Draft guidance marks first step in process towards official change in donor eligibility

PROVIDENCE — Rhode Island Blood Center (RIBC) today applauds the Food and Drug Administration’s (FDA) updated guidance that would establish blood donor screening based on an individualized assessment approach, not sexual or gender identity.

“Rhode Island Blood Center supports the FDA with their latest draft guidelines that is more all-inclusive and science based,” said Caitlin Grimaldi-Flick, Marketing and Communications Manager for Rhode Island Blood Center. “We remain committed in our mission to help save lives in our community. We believe these recommendations, which bring us more in line with other countries who have adopted these guidelines, will allow us to welcome new potential donors to help as our inventory levels at times continue to be below the ideal 5-7 days.” 

All U.S. blood centers are regulated by the FDA and must adhere to their donor eligibility policies. In 1983, the FDA instituted a lifetime deferral on blood donations for gay and bisexual men in order to reduce the chance of HIV in the blood supply at a time when testing was limited or non-existent. In 2015, the FDA revised this policy and moved to a 12-month deferral for men who have sex with men in response to comprehensive testing capabilities and data demonstrating safety in shortened deferral. This policy was revised again in 2020 to the current 3-month deferral.

These latest proposed changes are based on data from the “Assessing Donor Variability and New Concepts in Eligibility” (ADVANCE) Study, which sought to determine if different eligibility criteria could be used by focusing on each donor’s individual risk behavior rather than their sexual orientation. Today’s updated guidance reflects the scientific data gathered as part of the ADVANCE Study. ADVANCE Study results will be released in the coming year.

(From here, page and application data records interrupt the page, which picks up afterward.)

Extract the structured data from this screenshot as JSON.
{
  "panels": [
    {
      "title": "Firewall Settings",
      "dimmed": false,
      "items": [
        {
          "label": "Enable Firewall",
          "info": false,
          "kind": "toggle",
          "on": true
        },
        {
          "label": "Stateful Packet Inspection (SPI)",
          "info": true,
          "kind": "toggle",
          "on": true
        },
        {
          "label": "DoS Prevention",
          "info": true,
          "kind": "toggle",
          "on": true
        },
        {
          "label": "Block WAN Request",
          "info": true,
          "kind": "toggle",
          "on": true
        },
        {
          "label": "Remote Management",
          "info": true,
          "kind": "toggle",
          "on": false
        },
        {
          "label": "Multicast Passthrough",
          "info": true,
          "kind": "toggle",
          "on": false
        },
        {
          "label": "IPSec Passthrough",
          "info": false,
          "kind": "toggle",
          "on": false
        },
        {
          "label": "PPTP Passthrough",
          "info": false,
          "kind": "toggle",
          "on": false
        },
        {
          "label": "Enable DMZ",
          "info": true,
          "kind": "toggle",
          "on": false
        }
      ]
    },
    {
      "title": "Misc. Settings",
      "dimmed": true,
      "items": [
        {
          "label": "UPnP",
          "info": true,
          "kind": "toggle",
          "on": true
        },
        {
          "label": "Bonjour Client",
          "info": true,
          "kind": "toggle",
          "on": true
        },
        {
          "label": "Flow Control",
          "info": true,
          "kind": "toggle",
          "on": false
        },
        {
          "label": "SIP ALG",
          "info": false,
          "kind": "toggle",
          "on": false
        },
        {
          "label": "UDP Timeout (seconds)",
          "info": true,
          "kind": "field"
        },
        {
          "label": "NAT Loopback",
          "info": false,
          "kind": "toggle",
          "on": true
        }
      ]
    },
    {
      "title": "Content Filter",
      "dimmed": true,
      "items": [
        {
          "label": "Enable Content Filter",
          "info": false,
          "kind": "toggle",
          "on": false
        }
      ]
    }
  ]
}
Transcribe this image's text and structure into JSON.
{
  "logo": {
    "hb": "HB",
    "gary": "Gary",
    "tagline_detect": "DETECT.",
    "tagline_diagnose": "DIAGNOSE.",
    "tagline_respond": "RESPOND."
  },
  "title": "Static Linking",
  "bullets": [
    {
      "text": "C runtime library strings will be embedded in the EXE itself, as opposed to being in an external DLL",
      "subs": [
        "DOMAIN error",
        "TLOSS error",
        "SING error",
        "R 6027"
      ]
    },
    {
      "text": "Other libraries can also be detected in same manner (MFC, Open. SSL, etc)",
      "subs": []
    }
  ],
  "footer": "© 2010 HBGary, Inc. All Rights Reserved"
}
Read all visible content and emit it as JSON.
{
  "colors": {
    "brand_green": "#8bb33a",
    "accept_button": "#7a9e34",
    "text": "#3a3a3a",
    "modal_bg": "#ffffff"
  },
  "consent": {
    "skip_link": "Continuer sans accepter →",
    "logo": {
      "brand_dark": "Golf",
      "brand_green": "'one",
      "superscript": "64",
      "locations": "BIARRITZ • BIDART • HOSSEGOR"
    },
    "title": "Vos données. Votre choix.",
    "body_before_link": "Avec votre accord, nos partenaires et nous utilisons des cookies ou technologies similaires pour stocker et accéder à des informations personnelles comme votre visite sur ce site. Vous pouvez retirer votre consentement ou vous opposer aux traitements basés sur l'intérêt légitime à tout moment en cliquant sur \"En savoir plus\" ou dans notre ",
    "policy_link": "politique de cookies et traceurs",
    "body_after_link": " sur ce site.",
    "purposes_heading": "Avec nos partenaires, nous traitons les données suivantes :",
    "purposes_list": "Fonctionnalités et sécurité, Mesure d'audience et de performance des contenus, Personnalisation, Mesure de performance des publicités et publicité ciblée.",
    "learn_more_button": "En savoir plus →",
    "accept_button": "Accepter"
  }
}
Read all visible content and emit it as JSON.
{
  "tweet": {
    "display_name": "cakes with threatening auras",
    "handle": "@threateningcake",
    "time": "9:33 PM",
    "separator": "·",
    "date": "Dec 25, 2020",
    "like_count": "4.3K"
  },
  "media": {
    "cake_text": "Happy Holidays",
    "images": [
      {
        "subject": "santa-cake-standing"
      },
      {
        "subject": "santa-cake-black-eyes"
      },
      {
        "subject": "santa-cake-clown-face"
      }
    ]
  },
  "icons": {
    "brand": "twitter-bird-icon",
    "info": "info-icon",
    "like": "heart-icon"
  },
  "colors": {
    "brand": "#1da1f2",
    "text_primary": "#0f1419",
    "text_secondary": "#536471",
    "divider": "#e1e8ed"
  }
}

The new draft guidance is the first step in a lengthy process of welcoming previously deferred individuals as blood donors. The entire process will involve a public comment period, final guidance, revised donor questionnaires, and finally updated operational procedures, information systems, and staff training. The draft guidance has a 60-day comment period, after which the FDA will issue final guidance.

Details of the draft FDA guidance for Individual Risk Assessment:

  • The time-based deferrals for men who have sex with men (MSM) and women who have sex with MSM would be eliminated.
  • The current donor history questionnaire would be revised to ask all prospective donors about new or multiple sexual partners in the past three months.
  • Prospective donors who report having a new sexual partner, or more than one sexual partner in the past three months, would then be asked about a history of anal sex in the past three months.
  • All prospective donors who report having a new sexual partner or more than one sexual partner and had anal sex in the past three months would be deferred from donation.
  • Under this proposal, a prospective donor who does not report having new or multiple sexual partners, may be eligible to donate, provided all other eligibility criteria are met. 

Upon final guidance issuance, blood collection establishments will update their software and train staff. Centers will use the approved uniform donor history or submit their new questionnaires to FDA. The above steps could take 6 months to 1 year to implement.